▶ Task goal: For the entries below, state how many lines contain the word "value" and add nothing else.

(Stored data entries)
════════
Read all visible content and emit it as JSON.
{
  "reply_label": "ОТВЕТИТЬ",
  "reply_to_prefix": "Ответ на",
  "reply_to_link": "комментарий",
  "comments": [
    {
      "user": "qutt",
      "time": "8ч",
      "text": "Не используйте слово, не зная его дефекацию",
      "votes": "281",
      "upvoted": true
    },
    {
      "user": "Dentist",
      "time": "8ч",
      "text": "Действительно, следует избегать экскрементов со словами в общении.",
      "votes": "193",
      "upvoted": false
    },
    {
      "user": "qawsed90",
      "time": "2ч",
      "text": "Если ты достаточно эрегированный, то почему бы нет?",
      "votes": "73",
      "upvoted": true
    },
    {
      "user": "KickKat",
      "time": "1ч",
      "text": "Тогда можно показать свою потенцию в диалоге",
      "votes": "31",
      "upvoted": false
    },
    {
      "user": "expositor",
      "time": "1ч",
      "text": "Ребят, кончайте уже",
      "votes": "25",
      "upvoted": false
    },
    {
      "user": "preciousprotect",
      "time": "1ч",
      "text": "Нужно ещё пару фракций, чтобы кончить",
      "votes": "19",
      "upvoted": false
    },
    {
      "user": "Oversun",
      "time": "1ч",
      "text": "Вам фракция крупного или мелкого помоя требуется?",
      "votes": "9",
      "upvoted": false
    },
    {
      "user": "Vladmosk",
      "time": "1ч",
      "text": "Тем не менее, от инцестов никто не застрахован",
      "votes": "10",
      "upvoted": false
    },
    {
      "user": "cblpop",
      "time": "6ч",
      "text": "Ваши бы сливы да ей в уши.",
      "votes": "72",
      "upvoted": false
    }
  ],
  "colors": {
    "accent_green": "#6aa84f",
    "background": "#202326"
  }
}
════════
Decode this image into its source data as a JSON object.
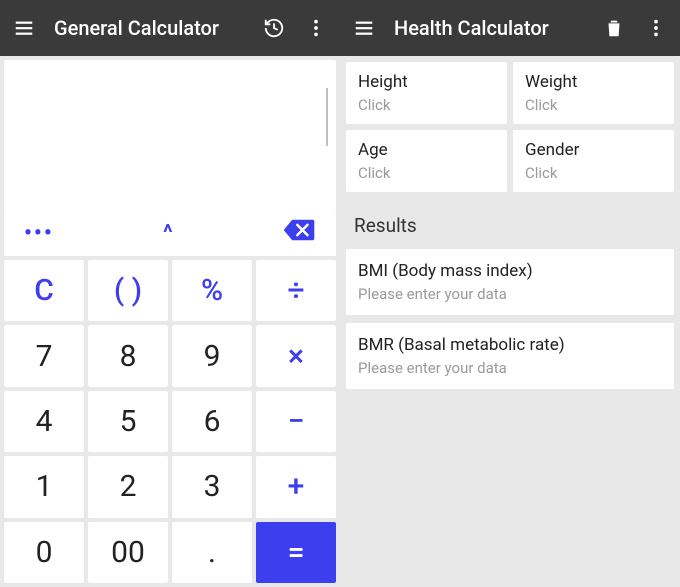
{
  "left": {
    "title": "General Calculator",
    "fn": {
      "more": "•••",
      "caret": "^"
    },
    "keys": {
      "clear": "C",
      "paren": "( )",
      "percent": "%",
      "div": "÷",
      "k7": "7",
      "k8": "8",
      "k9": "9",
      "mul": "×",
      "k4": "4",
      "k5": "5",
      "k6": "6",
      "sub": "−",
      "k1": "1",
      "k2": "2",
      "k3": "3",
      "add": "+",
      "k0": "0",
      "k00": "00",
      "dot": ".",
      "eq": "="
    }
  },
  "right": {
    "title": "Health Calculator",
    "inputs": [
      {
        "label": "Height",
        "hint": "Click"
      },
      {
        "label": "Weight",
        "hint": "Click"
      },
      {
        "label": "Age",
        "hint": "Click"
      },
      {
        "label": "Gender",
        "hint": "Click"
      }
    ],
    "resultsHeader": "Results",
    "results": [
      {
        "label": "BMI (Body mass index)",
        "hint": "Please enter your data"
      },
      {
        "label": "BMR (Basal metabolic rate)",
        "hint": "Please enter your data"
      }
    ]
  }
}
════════
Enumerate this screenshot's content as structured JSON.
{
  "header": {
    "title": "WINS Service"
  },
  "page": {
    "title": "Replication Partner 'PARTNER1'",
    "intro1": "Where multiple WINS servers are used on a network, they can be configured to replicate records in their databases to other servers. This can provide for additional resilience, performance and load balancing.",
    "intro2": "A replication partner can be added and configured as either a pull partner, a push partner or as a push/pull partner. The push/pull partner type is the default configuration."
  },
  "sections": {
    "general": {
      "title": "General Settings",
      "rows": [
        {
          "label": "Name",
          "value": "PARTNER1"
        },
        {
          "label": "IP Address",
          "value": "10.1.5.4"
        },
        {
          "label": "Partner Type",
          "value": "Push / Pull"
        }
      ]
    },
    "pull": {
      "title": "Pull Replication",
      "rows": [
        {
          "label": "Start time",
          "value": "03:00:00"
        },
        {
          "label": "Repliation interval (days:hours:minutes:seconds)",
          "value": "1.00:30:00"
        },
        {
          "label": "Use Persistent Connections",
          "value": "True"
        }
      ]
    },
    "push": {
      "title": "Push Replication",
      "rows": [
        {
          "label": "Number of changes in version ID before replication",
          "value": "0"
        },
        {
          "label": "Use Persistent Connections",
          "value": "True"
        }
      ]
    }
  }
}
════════
▶ Answer for this exercise: 8